- [What is being asked]
Show each line of the data below that has the string "adopt" in it.

****************

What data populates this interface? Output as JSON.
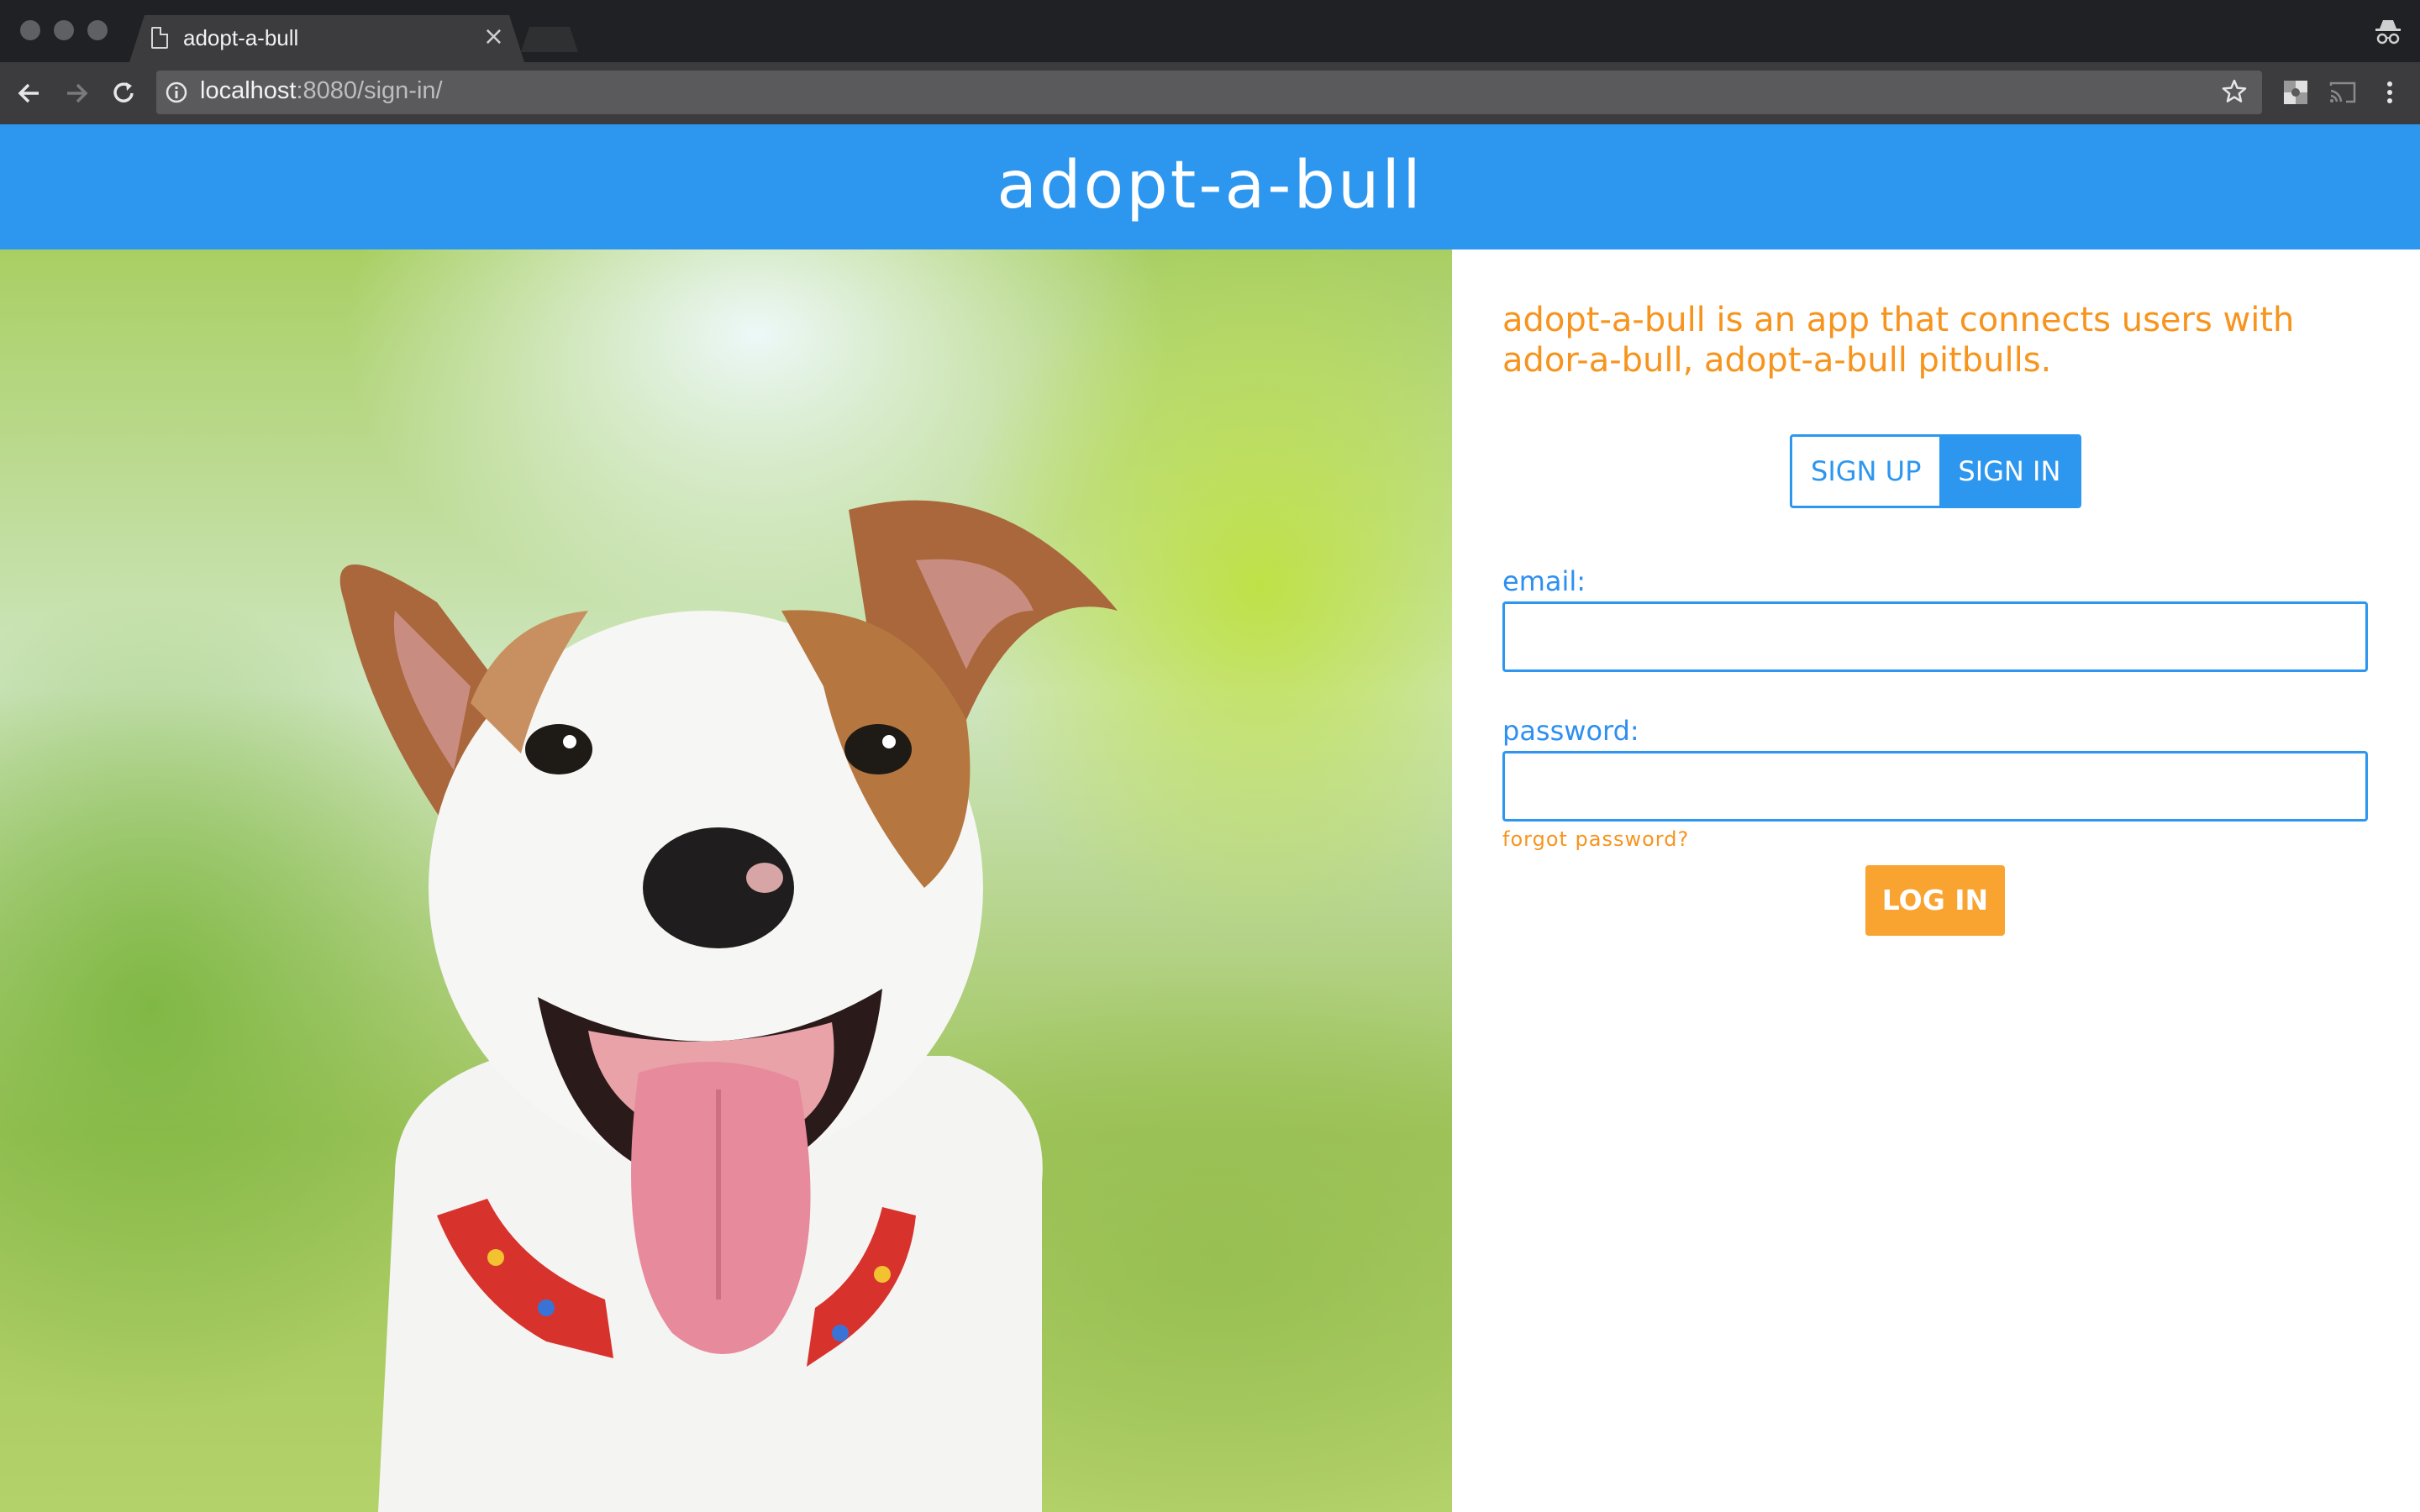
{
  "browser": {
    "tab_title": "adopt-a-bull",
    "tab_close": "×",
    "url_host": "localhost",
    "url_rest": ":8080/sign-in/"
  },
  "header": {
    "logo": "adopt-a-bull"
  },
  "hero": {
    "image_desc": "puppy-photo"
  },
  "auth": {
    "tagline": "adopt-a-bull is an app that connects users with ador-a-bull, adopt-a-bull pitbulls.",
    "signup_label": "SIGN UP",
    "signin_label": "SIGN IN",
    "email_label": "email:",
    "email_value": "",
    "password_label": "password:",
    "password_value": "",
    "forgot_label": "forgot password?",
    "login_label": "LOG IN"
  },
  "colors": {
    "brand_blue": "#2d97ef",
    "accent_orange": "#f7941d",
    "login_orange": "#f9a330"
  }
}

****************

- [Solution]
    "tab_title": "adopt-a-bull",
    "logo": "adopt-a-bull"
    "tagline": "adopt-a-bull is an app that connects users with ador-a-bull, adopt-a-bull pitbulls.",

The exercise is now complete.